The choice of Burberry as the data set of interest for this study was influenced by several factors. First, Burberry is one of the UK’s highest profile exporters, but supply chain disruptions resulting from Brexit are expected to add millions in extra trade costs for this fashion house (Rovnick 2019). Accordingly, there is a need for more data analytics into this brand to help improve its profitability via more lucrative resource allocations. Secondly, as evidenced in the seasonal plot in Figure 8, Burberry appears to be struggling in terms of increasing and maintaining online consumer interest in the brand name. Thus, there is need for further analysis and forecasting of future online behavioural trends for Burberry so that the management can put in place a series of actions for improving its online footprint and be better positioned to compete with other luxury fashion brands. Thirdly, Burberry believes in the importance of digital innovation and sees ‘online’ as the first access point to its brand (Burberry 2018a). Therefore, Google Trends-based analytics has the potential to help the brand ensure its online content remains highly relevant to its consumers. For example, Burberry (2018a) states the brand wishes to personalise online homepages, and fashion consumer Google Trends-based analytics can help the brand in identifying the most popular product categories and terminology for any given market (see Section 2.2.4). Fourthly, as a brand, Burberry has recently demonstrated its willingness to change for the better and become more sustainable. For example, in July 2018 Burberry was called out for burning millions of its products to protect its brand (BBC 2018). Swift to act, by September 2018 Burberry announced that it will stop the practice of destroying unsaleable products and the use of real fur, and work towards reusing, repairing, donating or recycling their unsaleable goods (Burberry 2018b; Hanbury 2018; Bain 2018). Thus, Burberry is a brand to watch, and is a brand that is responsive to the consumers’ needs and wants.
It is worth comparing and contrasting how fashion has reacted to deprivation initiated by other forms of social change. This serves to highlight and strengthen similarities to the two main issues discussed in this paper for instance, the political climate affects social change and this manifests itself through fashion. The punk rock movement of the 1970’s was one of the most visually challenging styles to emerge as a reaction to the political climate of the time.
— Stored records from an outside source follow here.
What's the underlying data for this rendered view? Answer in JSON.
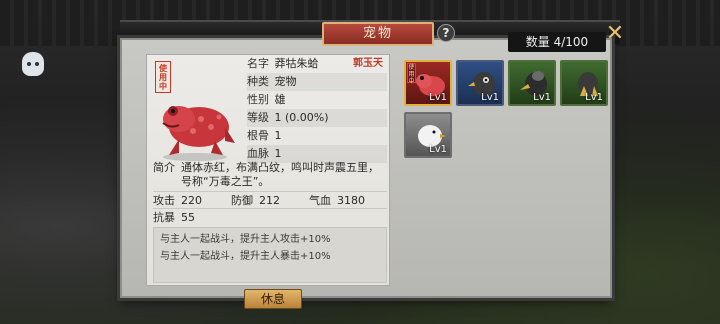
{
  "window": {
    "title": "宠物",
    "count_label": "数量 4/100"
  },
  "detail": {
    "in_use_tag": "使用中",
    "fields": [
      {
        "key": "名字",
        "value": "莽牯朱蛤"
      },
      {
        "key": "种类",
        "value": "宠物"
      },
      {
        "key": "性别",
        "value": "雄"
      },
      {
        "key": "等级",
        "value": "1    (0.00%)"
      },
      {
        "key": "根骨",
        "value": "1"
      },
      {
        "key": "血脉",
        "value": "1"
      }
    ],
    "name_tag": "郭玉天",
    "desc_key": "简介",
    "desc_value": "通体赤红，布满凸纹，鸣叫时声震五里，号称“万毒之王”。",
    "stats": {
      "atk_key": "攻击",
      "atk": "220",
      "def_key": "防御",
      "def": "212",
      "hp_key": "气血",
      "hp": "3180",
      "crit_key": "抗暴",
      "crit": "55"
    },
    "skills": [
      "与主人一起战斗，提升主人攻击+10%",
      "与主人一起战斗，提升主人暴击+10%"
    ]
  },
  "rest_button": "休息",
  "pets": [
    {
      "level": "Lv1",
      "rarity": "red",
      "icon": "toad-icon",
      "in_use": "使用中"
    },
    {
      "level": "Lv1",
      "rarity": "blue",
      "icon": "eagle-icon"
    },
    {
      "level": "Lv1",
      "rarity": "green",
      "icon": "vulture-icon"
    },
    {
      "level": "Lv1",
      "rarity": "green",
      "icon": "falcon-icon"
    },
    {
      "level": "Lv1",
      "rarity": "gray",
      "icon": "white-bird-icon"
    }
  ],
  "colors": {
    "title_tab": "#a83b30",
    "in_use": "#c0392b",
    "rest_button": "#d3a456"
  }
}
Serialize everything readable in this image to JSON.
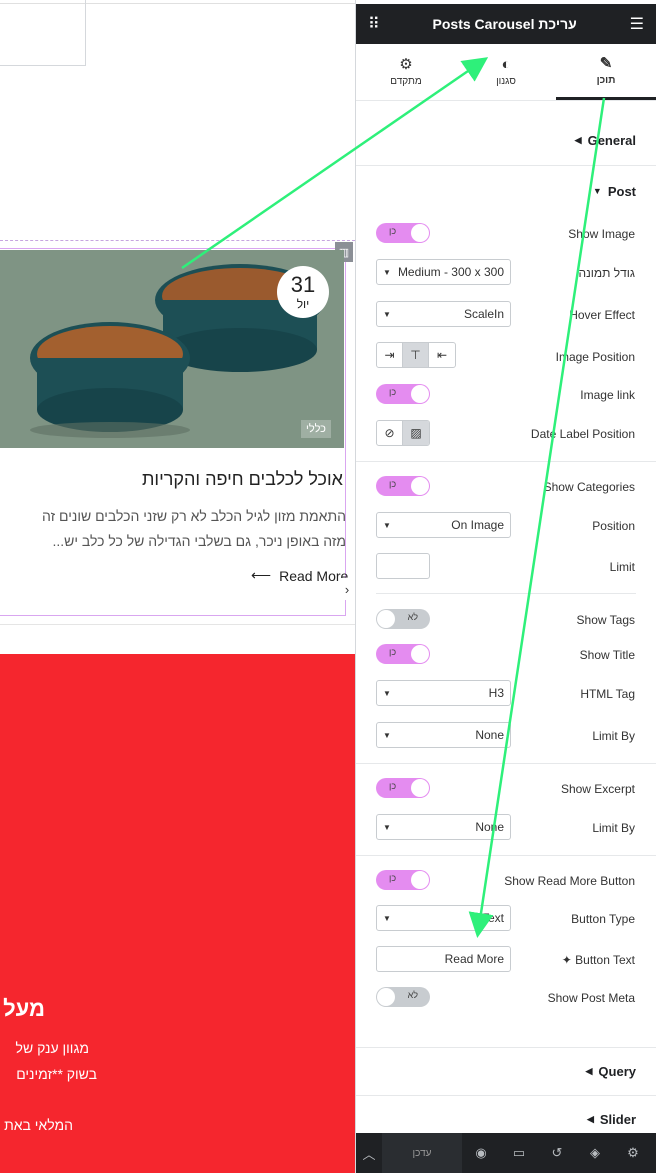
{
  "canvas": {
    "post": {
      "date_day": "31",
      "date_month": "יול",
      "category": "כללי",
      "title": "אוכל לכלבים חיפה והקריות",
      "excerpt_lines": [
        "התאמת מזון לגיל הכלב לא רק שזני הכלבים שונים זה",
        "מזה באופן ניכר, גם בשלבי הגדילה של כל כלב יש..."
      ],
      "read_more": "Read More"
    },
    "red": {
      "title": "מעל",
      "line1": "מגוון ענק של",
      "line2": "בשוק **זמינים",
      "line3": "המלאי באת"
    }
  },
  "panel": {
    "header_title": "Posts Carousel עריכת",
    "tabs": [
      {
        "label": "תוכן",
        "icon": "✎"
      },
      {
        "label": "סגנון",
        "icon": "◐"
      },
      {
        "label": "מתקדם",
        "icon": "⚙"
      }
    ],
    "sections": {
      "general": "General",
      "post": "Post",
      "query": "Query",
      "slider": "Slider"
    },
    "controls": {
      "show_image": {
        "label": "Show Image",
        "value": "כן"
      },
      "image_size": {
        "label": "גודל תמונה",
        "value": "Medium - 300 x 300"
      },
      "hover_effect": {
        "label": "Hover Effect",
        "value": "ScaleIn"
      },
      "image_position": {
        "label": "Image Position"
      },
      "image_link": {
        "label": "Image link",
        "value": "כן"
      },
      "date_label_position": {
        "label": "Date Label Position"
      },
      "show_categories": {
        "label": "Show Categories",
        "value": "כן"
      },
      "position": {
        "label": "Position",
        "value": "On Image"
      },
      "limit": {
        "label": "Limit",
        "value": ""
      },
      "show_tags": {
        "label": "Show Tags",
        "value": "לא"
      },
      "show_title": {
        "label": "Show Title",
        "value": "כן"
      },
      "html_tag": {
        "label": "HTML Tag",
        "value": "H3"
      },
      "limit_by_title": {
        "label": "Limit By",
        "value": "None"
      },
      "show_excerpt": {
        "label": "Show Excerpt",
        "value": "כן"
      },
      "limit_by_excerpt": {
        "label": "Limit By",
        "value": "None"
      },
      "show_read_more": {
        "label": "Show Read More Button",
        "value": "כן"
      },
      "button_type": {
        "label": "Button Type",
        "value": "Text"
      },
      "button_text": {
        "label": "Button Text",
        "value": "Read More"
      },
      "show_post_meta": {
        "label": "Show Post Meta",
        "value": "לא"
      }
    },
    "footer": {
      "update_label": "עדכן"
    }
  },
  "colors": {
    "toggle_on": "#e48cf0",
    "arrow": "#2ef07a",
    "red_section": "#f5262e",
    "header": "#1f2124"
  }
}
The modes of clothing were shocking because punks wanted to rebel against rules and regulations. Emerging from a political environment of strikes and recession it chose to react against all that was decent and proper. The establishment was violated as depicted in the iconic sex pistols t shirt of the queen with a safety pin through her nose. Clothing styles were therefore used as retaliation to political forces through the visual image of punk. Aggressive, spiky, tartan clad individuals in ripped garments and bondage pants communicated a message of a dissatisfied community of people. The look whilst adhering to some of the principles of ‘Make do and Mend’ in the assemblage of dress, was more make do and rip apart. Fashion was described by Lynch and Strauss as: